Exercise goal:
All entries below are to be duplicated verbatim.

Information shown:
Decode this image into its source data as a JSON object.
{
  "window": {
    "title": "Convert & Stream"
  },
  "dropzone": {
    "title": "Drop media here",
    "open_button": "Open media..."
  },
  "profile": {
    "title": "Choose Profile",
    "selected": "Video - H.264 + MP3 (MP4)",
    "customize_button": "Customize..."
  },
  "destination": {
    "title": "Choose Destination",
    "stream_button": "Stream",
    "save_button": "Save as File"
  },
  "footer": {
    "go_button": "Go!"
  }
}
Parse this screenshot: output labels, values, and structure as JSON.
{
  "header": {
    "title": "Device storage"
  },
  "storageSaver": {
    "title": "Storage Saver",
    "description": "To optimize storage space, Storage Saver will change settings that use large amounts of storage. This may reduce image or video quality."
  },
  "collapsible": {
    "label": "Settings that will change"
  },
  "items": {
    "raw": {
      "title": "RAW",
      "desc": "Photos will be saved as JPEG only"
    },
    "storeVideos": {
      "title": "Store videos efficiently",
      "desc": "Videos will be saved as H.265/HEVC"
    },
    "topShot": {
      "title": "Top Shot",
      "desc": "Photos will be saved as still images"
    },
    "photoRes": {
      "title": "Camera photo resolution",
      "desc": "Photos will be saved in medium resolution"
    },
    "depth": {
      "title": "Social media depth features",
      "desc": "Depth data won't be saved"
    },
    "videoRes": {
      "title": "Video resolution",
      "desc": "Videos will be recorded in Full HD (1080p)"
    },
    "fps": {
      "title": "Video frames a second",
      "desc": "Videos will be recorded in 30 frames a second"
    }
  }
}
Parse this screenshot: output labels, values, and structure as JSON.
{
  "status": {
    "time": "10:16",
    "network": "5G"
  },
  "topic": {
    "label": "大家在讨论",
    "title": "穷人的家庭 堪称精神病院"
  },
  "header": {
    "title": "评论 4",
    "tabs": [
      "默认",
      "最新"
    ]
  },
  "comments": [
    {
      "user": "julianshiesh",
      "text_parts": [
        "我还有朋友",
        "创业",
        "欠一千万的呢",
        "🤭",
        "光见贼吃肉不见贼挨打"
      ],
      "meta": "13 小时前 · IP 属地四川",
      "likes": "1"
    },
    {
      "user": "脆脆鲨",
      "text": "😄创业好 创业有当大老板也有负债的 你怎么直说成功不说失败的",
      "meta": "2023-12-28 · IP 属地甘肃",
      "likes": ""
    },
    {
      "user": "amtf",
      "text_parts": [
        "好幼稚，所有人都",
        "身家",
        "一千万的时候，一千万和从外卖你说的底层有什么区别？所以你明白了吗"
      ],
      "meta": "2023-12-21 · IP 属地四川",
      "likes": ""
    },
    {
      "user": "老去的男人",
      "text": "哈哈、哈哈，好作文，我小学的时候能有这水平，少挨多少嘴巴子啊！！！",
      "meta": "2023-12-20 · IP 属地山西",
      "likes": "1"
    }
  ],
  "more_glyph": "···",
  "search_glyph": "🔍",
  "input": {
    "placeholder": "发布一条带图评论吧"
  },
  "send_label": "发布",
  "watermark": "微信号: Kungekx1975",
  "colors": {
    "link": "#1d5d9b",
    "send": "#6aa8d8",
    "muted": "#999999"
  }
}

Solution for this problem:
Decode this image into its source data as a JSON object.
{
  "window": {
    "title": "Convert & Stream"
  },
  "dropzone": {
    "title": "Drop media here",
    "open_button": "Open media..."
  },
  "profile": {
    "title": "Choose Profile",
    "selected": "Video - H.264 + MP3 (MP4)",
    "customize_button": "Customize..."
  },
  "destination": {
    "title": "Choose Destination",
    "stream_button": "Stream",
    "save_button": "Save as File"
  },
  "footer": {
    "go_button": "Go!"
  }
}
Parse this screenshot: output labels, values, and structure as JSON.
{
  "header": {
    "title": "Device storage"
  },
  "storageSaver": {
    "title": "Storage Saver",
    "description": "To optimize storage space, Storage Saver will change settings that use large amounts of storage. This may reduce image or video quality."
  },
  "collapsible": {
    "label": "Settings that will change"
  },
  "items": {
    "raw": {
      "title": "RAW",
      "desc": "Photos will be saved as JPEG only"
    },
    "storeVideos": {
      "title": "Store videos efficiently",
      "desc": "Videos will be saved as H.265/HEVC"
    },
    "topShot": {
      "title": "Top Shot",
      "desc": "Photos will be saved as still images"
    },
    "photoRes": {
      "title": "Camera photo resolution",
      "desc": "Photos will be saved in medium resolution"
    },
    "depth": {
      "title": "Social media depth features",
      "desc": "Depth data won't be saved"
    },
    "videoRes": {
      "title": "Video resolution",
      "desc": "Videos will be recorded in Full HD (1080p)"
    },
    "fps": {
      "title": "Video frames a second",
      "desc": "Videos will be recorded in 30 frames a second"
    }
  }
}
Parse this screenshot: output labels, values, and structure as JSON.
{
  "status": {
    "time": "10:16",
    "network": "5G"
  },
  "topic": {
    "label": "大家在讨论",
    "title": "穷人的家庭 堪称精神病院"
  },
  "header": {
    "title": "评论 4",
    "tabs": [
      "默认",
      "最新"
    ]
  },
  "comments": [
    {
      "user": "julianshiesh",
      "text_parts": [
        "我还有朋友",
        "创业",
        "欠一千万的呢",
        "🤭",
        "光见贼吃肉不见贼挨打"
      ],
      "meta": "13 小时前 · IP 属地四川",
      "likes": "1"
    },
    {
      "user": "脆脆鲨",
      "text": "😄创业好 创业有当大老板也有负债的 你怎么直说成功不说失败的",
      "meta": "2023-12-28 · IP 属地甘肃",
      "likes": ""
    },
    {
      "user": "amtf",
      "text_parts": [
        "好幼稚，所有人都",
        "身家",
        "一千万的时候，一千万和从外卖你说的底层有什么区别？所以你明白了吗"
      ],
      "meta": "2023-12-21 · IP 属地四川",
      "likes": ""
    },
    {
      "user": "老去的男人",
      "text": "哈哈、哈哈，好作文，我小学的时候能有这水平，少挨多少嘴巴子啊！！！",
      "meta": "2023-12-20 · IP 属地山西",
      "likes": "1"
    }
  ],
  "more_glyph": "···",
  "search_glyph": "🔍",
  "input": {
    "placeholder": "发布一条带图评论吧"
  },
  "send_label": "发布",
  "watermark": "微信号: Kungekx1975",
  "colors": {
    "link": "#1d5d9b",
    "send": "#6aa8d8",
    "muted": "#999999"
  }
}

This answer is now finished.